The Defendant sought to develop and market rival caravan braking systems to those offered by the first Claimant. His marketing strategy involved making 84 videos denouncing Al-Ko Kober and Mr Jones as ‘killers’ (on account of allegedly unsafe products) involved in a ‘scam’, and so on. (He also called the Claimants’ solicitor a ‘baboon’ in correspondence, but that is by the bye).
There was no evidence that his deliberately and seriously damaging statements about the Claimants were true. The Court had no hesitation in finding the statements to be false. Any future publications would thus be malicious, and the injunction in malicious falsehood was granted.
The individual Claimant also sought relief under s. 10(4) DPA. He had made a s. 10(1) notice requiring the Defendant to stop publishing words and images about him. The Defendant refused, on the grounds that his Youtube videos only used personal data about Mr Jones that was available in the public domain. The Court was quick to conclude that “there is no public domain exception to s. 10 of the DPA”.
Relief under s. 10 followed suit: “The use of his personal data extends far beyond the sort of criticism which a senior employee of a large commercial organisation might have to put up with in the ordinary course.
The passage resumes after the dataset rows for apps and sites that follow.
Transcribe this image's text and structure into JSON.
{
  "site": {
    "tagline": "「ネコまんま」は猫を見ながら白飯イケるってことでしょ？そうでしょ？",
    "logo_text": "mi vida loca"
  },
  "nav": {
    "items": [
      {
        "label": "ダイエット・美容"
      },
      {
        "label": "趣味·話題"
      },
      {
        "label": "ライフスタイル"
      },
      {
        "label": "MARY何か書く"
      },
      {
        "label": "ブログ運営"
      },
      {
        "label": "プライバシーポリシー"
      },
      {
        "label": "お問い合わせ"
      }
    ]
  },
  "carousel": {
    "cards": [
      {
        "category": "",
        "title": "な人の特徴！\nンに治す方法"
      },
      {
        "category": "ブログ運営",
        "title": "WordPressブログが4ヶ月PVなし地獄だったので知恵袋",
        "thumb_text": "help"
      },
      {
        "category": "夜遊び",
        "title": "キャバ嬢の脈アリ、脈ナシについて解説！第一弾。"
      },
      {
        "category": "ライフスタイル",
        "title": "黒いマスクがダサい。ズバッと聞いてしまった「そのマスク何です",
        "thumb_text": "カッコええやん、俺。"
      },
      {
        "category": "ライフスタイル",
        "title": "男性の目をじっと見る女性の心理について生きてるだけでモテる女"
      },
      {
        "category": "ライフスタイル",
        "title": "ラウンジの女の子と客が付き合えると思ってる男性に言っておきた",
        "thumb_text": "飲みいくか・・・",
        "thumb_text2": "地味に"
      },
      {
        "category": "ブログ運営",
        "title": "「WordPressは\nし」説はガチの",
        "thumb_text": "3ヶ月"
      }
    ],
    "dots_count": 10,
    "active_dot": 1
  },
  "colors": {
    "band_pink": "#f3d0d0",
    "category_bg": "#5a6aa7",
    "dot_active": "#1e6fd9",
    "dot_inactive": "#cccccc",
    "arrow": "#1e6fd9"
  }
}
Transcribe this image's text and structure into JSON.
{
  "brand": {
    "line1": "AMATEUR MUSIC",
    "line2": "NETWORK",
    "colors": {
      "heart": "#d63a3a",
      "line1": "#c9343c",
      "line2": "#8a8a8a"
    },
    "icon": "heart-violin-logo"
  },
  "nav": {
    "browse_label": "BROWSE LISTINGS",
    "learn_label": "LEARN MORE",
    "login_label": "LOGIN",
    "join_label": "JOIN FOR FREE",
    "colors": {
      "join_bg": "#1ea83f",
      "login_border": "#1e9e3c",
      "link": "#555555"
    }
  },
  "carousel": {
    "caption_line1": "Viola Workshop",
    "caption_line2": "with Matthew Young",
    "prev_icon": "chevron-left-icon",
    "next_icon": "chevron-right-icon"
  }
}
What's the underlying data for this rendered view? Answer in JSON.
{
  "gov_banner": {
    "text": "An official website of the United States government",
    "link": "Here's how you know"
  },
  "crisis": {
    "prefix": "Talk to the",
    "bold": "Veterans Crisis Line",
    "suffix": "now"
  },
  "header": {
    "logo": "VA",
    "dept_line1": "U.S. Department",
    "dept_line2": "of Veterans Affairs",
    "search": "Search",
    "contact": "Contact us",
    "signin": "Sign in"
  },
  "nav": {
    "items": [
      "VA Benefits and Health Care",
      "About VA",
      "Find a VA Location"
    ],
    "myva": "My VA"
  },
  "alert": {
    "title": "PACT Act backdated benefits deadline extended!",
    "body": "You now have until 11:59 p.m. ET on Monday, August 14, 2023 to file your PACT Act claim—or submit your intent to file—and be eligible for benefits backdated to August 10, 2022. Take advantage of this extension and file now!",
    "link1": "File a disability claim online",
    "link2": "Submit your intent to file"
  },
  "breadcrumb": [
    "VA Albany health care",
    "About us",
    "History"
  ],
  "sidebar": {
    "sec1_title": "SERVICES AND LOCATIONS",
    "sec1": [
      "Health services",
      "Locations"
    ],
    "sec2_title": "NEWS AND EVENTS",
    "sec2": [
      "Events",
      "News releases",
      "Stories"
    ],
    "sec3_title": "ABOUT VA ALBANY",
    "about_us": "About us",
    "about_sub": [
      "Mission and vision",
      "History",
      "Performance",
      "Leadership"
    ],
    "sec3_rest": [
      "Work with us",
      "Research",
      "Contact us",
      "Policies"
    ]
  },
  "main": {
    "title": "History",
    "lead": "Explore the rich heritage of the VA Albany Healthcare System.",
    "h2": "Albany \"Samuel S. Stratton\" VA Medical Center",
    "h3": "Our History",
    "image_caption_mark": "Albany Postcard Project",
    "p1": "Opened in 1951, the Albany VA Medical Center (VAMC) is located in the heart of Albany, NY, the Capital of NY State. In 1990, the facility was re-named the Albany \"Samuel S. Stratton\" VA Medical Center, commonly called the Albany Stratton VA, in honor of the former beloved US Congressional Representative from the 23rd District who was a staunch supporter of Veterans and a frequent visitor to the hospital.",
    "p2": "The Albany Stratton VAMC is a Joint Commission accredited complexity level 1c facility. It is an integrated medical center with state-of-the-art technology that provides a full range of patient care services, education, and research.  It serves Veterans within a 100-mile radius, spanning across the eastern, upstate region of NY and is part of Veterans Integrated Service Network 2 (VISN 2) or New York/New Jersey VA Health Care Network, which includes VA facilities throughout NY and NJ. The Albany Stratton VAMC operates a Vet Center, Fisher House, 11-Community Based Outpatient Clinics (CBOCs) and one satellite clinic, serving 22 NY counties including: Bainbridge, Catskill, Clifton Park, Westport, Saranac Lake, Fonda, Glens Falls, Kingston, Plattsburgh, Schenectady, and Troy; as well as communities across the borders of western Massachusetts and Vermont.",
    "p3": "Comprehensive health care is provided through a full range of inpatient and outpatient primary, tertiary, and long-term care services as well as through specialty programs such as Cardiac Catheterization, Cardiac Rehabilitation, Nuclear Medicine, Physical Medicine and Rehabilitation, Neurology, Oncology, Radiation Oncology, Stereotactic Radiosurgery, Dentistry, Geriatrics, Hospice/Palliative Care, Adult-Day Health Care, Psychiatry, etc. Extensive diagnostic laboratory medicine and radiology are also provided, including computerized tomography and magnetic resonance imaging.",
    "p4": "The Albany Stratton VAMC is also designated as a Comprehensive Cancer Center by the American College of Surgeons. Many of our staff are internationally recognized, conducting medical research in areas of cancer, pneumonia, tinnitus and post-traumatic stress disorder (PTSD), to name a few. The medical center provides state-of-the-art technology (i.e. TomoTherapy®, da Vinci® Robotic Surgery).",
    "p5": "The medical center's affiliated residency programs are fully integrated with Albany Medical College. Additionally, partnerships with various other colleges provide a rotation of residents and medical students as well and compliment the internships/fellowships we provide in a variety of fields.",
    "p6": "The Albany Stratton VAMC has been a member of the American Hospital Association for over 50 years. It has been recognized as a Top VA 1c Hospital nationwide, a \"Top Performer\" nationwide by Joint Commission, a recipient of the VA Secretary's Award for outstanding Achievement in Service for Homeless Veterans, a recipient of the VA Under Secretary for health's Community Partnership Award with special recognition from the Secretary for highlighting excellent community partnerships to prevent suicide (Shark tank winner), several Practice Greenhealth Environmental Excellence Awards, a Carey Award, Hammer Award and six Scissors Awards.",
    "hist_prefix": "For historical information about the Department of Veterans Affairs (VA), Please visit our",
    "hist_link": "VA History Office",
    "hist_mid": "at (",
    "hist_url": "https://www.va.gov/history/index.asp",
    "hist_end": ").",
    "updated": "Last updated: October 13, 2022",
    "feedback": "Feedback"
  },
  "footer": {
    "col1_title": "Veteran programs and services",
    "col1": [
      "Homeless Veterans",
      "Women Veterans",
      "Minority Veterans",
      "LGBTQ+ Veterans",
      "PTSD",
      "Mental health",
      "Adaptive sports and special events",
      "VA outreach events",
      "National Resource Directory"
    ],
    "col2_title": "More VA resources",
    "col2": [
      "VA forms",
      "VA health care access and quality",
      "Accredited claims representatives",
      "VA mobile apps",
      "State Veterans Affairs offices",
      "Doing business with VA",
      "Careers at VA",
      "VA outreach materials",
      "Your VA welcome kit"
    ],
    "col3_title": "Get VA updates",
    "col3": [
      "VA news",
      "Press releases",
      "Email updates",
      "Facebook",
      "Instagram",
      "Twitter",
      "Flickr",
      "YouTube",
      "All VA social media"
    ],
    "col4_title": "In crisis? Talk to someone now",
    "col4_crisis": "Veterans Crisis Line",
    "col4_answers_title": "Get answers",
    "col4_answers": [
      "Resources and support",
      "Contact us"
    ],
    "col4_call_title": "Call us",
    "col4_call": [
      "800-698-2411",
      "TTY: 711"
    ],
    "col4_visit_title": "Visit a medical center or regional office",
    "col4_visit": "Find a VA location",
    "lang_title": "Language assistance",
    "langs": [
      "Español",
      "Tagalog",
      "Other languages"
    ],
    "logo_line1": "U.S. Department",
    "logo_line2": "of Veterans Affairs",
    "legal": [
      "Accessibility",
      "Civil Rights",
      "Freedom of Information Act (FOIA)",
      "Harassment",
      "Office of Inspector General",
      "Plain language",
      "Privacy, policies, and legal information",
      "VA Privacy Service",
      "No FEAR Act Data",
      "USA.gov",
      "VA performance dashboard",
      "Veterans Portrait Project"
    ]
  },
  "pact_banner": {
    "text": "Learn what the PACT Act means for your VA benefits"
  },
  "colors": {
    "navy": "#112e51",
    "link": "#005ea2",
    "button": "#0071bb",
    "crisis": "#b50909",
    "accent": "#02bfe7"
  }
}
Mr Jones is being vilified and menaced by the way in which his personal data has been used and manipulated in the videos. This is an unwarranted attack on him personally”.
A perpetual injunction was granted (following Law Society v Kordowski) in these very wide terms: “Mr Sambhi must not process, further process or cause or permit to be processed any audio recording, video recording, still photograph or other information, including by disclosing the same to the public, amounting to Mr Jones’s personal data for the purposes of the DPA”.
The Court also chided the Defendant for not being registered with the ICO as a data controller.
Nothing unsurprising here, given the factual context. But a good illustration of how s. 10 notices can be used to robust effect.
Robin Hopkins @hopkinsrobin